# Exercise goal
Take the entries below and reproduce them word for word.

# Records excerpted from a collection
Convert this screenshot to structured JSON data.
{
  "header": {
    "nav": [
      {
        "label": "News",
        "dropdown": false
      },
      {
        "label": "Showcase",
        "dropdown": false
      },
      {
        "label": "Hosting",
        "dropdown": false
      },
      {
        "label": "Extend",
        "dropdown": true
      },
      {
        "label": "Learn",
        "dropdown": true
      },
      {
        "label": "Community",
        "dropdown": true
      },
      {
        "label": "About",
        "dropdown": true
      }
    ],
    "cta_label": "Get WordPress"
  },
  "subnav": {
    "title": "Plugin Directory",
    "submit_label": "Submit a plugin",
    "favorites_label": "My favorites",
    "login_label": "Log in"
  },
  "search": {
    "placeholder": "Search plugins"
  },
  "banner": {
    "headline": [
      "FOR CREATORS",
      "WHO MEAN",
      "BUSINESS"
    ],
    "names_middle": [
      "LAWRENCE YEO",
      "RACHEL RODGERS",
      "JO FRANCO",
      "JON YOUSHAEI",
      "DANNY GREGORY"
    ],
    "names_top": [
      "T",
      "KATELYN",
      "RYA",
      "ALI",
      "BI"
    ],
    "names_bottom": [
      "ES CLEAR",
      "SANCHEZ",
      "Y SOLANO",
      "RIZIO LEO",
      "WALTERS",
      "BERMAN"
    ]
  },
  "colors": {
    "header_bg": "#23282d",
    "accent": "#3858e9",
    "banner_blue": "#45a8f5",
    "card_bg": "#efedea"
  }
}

# Written reply
Convert this screenshot to structured JSON data.
{
  "header": {
    "nav": [
      {
        "label": "News",
        "dropdown": false
      },
      {
        "label": "Showcase",
        "dropdown": false
      },
      {
        "label": "Hosting",
        "dropdown": false
      },
      {
        "label": "Extend",
        "dropdown": true
      },
      {
        "label": "Learn",
        "dropdown": true
      },
      {
        "label": "Community",
        "dropdown": true
      },
      {
        "label": "About",
        "dropdown": true
      }
    ],
    "cta_label": "Get WordPress"
  },
  "subnav": {
    "title": "Plugin Directory",
    "submit_label": "Submit a plugin",
    "favorites_label": "My favorites",
    "login_label": "Log in"
  },
  "search": {
    "placeholder": "Search plugins"
  },
  "banner": {
    "headline": [
      "FOR CREATORS",
      "WHO MEAN",
      "BUSINESS"
    ],
    "names_middle": [
      "LAWRENCE YEO",
      "RACHEL RODGERS",
      "JO FRANCO",
      "JON YOUSHAEI",
      "DANNY GREGORY"
    ],
    "names_top": [
      "T",
      "KATELYN",
      "RYA",
      "ALI",
      "BI"
    ],
    "names_bottom": [
      "ES CLEAR",
      "SANCHEZ",
      "Y SOLANO",
      "RIZIO LEO",
      "WALTERS",
      "BERMAN"
    ]
  },
  "colors": {
    "header_bg": "#23282d",
    "accent": "#3858e9",
    "banner_blue": "#45a8f5",
    "card_bg": "#efedea"
  }
}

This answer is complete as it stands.